Climate crisis poses an additional threat to North America’s peatlands. In the south, warm, dry summers can dry out the peat and exacerbate the risk and severity of wildfires. In the north, much of the peat is underlain by permafrost. As this thaws in a warming climate, it changes the hydrology and releases large quantities of carbon in the following years. However, climate crisis may also cause the peatland to expand northwards. It is uncertain whether the peat will continue to absorb carbon as the climate continues to change.

Wetlands are part of the traditional territories of many Indigenous communities. They rely on the land to survive.

Major peatland areas in North America include the Everglades and the Hudson Bay Lowlands. The Everglades, in southern Florida, is a subtropical peatland that developed about 5,000 years ago. It has been designated as a wetland area of global importance by the Ramsar Convention. Originally 1.1 million hectares, almost half has been converted to agricultural and urban use. A huge system of drainage canals was begun in the late 1800s, and by the early 1980s most of the remaining Everglades had been surrounded by dykes. Massive drainage and water management efforts were undertaken to prevent flooding of agricultural land and coastal settlements. The supply of water to the Everglades was reduced, causing some peatlands to dry out and decompose or burn. This in turn led to enormous carbon losses: The Everglades have lost 75 percent of peat stocks, releasing 1.3 billion tonnes of carbon dioxide (CO₂) into the atmosphere. This poor water management has made the Everglades one of the largest wetland contributors to emissions in North America.

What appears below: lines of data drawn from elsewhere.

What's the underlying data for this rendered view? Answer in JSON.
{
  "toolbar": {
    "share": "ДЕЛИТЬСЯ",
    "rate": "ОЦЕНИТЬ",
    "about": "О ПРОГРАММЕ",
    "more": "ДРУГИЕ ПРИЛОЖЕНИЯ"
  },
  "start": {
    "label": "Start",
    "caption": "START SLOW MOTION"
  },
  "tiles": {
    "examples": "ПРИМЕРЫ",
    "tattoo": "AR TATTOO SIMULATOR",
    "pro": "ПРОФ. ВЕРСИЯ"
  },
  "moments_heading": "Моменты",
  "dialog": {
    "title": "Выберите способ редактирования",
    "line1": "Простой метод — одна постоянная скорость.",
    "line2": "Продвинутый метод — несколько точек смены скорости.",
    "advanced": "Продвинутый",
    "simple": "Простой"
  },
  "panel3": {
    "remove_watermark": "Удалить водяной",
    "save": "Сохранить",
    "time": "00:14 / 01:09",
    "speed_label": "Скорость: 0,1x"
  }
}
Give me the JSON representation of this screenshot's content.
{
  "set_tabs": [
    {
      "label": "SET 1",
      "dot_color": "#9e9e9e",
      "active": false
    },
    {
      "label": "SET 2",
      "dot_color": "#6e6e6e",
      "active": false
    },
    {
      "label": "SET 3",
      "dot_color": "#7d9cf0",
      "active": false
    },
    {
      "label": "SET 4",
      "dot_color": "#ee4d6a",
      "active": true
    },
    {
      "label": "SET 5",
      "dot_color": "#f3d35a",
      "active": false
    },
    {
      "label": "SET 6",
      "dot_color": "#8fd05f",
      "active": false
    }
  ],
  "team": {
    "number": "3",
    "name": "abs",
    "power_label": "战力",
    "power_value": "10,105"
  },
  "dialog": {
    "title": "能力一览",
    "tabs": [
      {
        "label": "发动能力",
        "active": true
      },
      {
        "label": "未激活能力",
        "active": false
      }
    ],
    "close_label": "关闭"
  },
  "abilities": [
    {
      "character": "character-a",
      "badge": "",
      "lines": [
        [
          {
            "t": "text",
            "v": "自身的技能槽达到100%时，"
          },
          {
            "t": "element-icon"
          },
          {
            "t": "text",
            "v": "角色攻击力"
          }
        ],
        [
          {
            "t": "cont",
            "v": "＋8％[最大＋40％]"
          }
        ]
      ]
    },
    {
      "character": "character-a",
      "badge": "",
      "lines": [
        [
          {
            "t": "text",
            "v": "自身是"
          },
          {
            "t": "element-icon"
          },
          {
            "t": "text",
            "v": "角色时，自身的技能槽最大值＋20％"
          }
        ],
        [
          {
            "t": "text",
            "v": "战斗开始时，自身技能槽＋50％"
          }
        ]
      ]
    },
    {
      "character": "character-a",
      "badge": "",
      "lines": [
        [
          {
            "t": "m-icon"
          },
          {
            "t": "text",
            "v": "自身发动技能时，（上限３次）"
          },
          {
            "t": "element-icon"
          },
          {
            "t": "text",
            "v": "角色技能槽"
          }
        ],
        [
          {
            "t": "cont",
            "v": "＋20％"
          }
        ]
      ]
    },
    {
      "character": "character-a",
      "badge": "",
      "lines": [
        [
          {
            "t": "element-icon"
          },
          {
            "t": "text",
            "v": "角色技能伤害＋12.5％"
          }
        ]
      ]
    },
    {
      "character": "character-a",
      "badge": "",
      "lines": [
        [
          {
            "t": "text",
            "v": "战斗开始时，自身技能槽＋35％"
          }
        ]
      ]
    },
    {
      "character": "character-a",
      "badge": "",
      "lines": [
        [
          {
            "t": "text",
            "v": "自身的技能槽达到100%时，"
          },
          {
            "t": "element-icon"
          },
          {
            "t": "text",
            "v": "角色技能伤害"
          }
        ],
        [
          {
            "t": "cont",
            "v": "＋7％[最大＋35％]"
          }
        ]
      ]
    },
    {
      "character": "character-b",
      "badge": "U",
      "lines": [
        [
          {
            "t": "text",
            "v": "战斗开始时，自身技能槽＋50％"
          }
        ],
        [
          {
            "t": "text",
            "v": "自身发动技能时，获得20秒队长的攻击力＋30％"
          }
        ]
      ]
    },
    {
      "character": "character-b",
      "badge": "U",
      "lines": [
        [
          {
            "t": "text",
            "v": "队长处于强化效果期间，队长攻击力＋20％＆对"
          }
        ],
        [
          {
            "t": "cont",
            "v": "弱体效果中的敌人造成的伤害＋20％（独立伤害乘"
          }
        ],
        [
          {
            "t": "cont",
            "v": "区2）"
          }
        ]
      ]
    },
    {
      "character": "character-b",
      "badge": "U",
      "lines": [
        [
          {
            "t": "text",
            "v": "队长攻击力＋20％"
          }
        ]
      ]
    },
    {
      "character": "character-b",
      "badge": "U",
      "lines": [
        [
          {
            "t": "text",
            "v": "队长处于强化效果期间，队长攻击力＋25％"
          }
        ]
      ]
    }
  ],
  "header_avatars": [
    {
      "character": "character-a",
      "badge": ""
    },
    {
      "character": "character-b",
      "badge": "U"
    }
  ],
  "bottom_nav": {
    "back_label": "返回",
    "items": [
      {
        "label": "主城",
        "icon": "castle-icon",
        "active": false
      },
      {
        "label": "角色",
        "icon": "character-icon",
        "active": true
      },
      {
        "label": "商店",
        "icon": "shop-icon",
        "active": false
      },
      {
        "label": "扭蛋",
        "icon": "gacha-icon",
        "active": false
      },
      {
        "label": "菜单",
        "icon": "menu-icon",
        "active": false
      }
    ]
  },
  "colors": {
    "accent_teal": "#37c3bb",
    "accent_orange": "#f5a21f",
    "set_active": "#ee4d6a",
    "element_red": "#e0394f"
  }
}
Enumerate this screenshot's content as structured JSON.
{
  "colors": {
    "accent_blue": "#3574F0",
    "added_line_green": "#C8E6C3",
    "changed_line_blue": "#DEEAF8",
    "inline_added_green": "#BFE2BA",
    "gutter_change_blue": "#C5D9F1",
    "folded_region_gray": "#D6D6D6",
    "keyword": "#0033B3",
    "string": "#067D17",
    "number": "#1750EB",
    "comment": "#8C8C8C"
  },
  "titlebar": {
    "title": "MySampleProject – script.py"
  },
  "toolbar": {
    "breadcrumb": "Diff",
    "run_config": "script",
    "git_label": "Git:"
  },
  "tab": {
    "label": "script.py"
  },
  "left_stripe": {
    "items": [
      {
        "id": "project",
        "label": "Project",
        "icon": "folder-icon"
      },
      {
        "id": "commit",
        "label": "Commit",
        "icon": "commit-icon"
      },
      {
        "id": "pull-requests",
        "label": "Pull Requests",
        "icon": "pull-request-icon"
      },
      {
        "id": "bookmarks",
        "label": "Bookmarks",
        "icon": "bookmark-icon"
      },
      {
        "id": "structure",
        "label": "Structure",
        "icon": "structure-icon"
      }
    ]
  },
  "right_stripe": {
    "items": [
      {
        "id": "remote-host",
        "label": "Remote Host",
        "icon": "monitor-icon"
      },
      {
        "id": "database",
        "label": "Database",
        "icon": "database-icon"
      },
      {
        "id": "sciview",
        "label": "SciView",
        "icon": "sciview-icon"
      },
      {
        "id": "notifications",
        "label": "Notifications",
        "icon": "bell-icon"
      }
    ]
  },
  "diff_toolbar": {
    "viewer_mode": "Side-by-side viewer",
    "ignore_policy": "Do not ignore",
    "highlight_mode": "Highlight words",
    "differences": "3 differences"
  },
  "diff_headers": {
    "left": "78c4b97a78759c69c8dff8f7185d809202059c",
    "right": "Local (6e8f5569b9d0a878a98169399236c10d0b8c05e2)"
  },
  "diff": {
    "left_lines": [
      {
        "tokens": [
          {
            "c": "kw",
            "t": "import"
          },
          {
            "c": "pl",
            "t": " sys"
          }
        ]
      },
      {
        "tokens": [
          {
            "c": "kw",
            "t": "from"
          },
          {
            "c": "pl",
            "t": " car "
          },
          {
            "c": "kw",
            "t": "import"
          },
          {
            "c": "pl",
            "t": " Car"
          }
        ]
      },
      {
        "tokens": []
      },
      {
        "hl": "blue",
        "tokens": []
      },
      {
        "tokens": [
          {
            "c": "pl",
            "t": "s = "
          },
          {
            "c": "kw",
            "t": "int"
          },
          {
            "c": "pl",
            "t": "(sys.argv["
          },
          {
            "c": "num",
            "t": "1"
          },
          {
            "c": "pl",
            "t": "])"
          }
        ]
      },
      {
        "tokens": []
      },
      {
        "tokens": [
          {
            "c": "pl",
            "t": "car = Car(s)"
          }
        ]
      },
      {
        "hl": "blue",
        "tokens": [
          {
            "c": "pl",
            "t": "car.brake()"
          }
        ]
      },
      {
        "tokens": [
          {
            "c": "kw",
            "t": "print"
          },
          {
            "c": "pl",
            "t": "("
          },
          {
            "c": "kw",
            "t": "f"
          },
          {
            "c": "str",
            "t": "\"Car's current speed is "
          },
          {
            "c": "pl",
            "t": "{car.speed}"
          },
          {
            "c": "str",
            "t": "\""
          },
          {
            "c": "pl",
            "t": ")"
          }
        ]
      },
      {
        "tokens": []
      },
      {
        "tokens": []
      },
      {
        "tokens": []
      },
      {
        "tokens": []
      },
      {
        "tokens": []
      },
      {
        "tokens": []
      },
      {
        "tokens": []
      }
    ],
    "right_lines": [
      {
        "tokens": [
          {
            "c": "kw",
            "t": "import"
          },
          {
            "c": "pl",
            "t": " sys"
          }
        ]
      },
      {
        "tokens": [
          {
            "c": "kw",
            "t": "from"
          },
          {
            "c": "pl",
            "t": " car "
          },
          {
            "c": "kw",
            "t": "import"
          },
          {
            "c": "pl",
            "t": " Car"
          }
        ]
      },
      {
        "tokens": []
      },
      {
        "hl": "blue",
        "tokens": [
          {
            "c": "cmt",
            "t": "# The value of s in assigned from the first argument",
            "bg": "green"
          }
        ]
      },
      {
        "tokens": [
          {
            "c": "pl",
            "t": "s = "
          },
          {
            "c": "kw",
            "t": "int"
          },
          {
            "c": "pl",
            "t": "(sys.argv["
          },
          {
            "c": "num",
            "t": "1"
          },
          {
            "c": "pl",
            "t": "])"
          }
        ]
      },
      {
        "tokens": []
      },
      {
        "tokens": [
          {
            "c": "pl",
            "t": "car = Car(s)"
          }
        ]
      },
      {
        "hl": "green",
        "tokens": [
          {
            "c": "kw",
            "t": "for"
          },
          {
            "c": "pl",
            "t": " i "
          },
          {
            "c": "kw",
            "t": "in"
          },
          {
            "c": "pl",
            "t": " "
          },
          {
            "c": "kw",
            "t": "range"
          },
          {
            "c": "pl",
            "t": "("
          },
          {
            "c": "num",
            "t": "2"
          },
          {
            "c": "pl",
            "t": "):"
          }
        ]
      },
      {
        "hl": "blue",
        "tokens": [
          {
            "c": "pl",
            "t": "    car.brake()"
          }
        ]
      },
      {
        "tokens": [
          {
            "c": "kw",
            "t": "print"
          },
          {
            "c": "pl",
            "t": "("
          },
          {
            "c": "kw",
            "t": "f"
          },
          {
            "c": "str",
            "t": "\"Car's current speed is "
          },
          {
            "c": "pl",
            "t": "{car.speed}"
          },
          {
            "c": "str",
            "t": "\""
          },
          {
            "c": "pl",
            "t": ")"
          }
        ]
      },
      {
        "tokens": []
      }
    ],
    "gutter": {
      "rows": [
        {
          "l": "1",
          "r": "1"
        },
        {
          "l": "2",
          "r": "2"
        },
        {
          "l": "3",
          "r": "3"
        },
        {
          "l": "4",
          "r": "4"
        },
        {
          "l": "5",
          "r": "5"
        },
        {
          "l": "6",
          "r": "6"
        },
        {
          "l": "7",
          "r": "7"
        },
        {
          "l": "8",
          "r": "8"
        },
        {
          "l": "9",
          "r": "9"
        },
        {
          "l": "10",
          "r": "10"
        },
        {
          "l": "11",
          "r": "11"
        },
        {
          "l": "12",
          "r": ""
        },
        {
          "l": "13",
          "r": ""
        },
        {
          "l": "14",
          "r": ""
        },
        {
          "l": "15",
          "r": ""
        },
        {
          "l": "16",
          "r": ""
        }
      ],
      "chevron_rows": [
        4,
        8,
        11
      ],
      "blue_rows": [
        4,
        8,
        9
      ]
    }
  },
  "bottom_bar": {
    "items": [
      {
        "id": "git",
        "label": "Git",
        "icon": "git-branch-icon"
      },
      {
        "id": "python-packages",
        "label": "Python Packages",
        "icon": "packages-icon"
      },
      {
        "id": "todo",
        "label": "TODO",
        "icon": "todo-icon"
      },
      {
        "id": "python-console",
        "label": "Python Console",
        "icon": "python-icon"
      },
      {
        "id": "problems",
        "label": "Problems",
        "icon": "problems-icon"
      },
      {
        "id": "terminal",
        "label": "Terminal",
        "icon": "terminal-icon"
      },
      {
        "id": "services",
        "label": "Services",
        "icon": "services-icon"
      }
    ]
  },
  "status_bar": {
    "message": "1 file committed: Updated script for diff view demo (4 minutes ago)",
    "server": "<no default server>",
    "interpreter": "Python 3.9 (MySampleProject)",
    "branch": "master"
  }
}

In 2000, the US Congress authorized the Comprehensive Everglades Restoration Plan to restore, preserve and protect the wetland ecosystem. A key measure is to reestablish the natural hydroperiod, which will reduce greenhouse gas emissions while providing for the region’s other water-related needs, including water supply and flood protection. At a cost of 23.2 billion US dollars and due to be completed by 2050, it will be the largest hydrological restoration project ever undertaken in the United States.

The Hudson and James Bay Lowlands in Canada are one of the largest continuous peatland complexes in the world. It stores an estimated 30 billion tonnes of carbon, or more than 15 percent of the carbon contained in all North America’s peatlands. The area covers 33.5 million hectares along the Hudson and James Bay coastlines. This region is home to Indigenous communities who have been stewards of the land since time immemorial. The peat has developed over the last 7,000 years, slowly accumulating up to 3 metres of organic matter. The depth and age of the peat are strongly influenced by the legacy of the last ice age, where land was exposed along the coast as it rebounded from the weight of the ice sheet. This process still is occurring today, with the land rising at a rate of 1.2 metres every 100 years. The slow accumulation of peat over millennia means that the carbon stored in the soil is particularly vulnerable to development, as the organic matter cannot be replenished in the timescale needed to mitigate climate crisis. Although the region remains relatively pristine, threats include mineral exploration and development. Protecting these peatlands will be critical for mitigating climate change. Conservation should be led by Indigenous people to protect the social and ecological values of the landscape for the people who live there.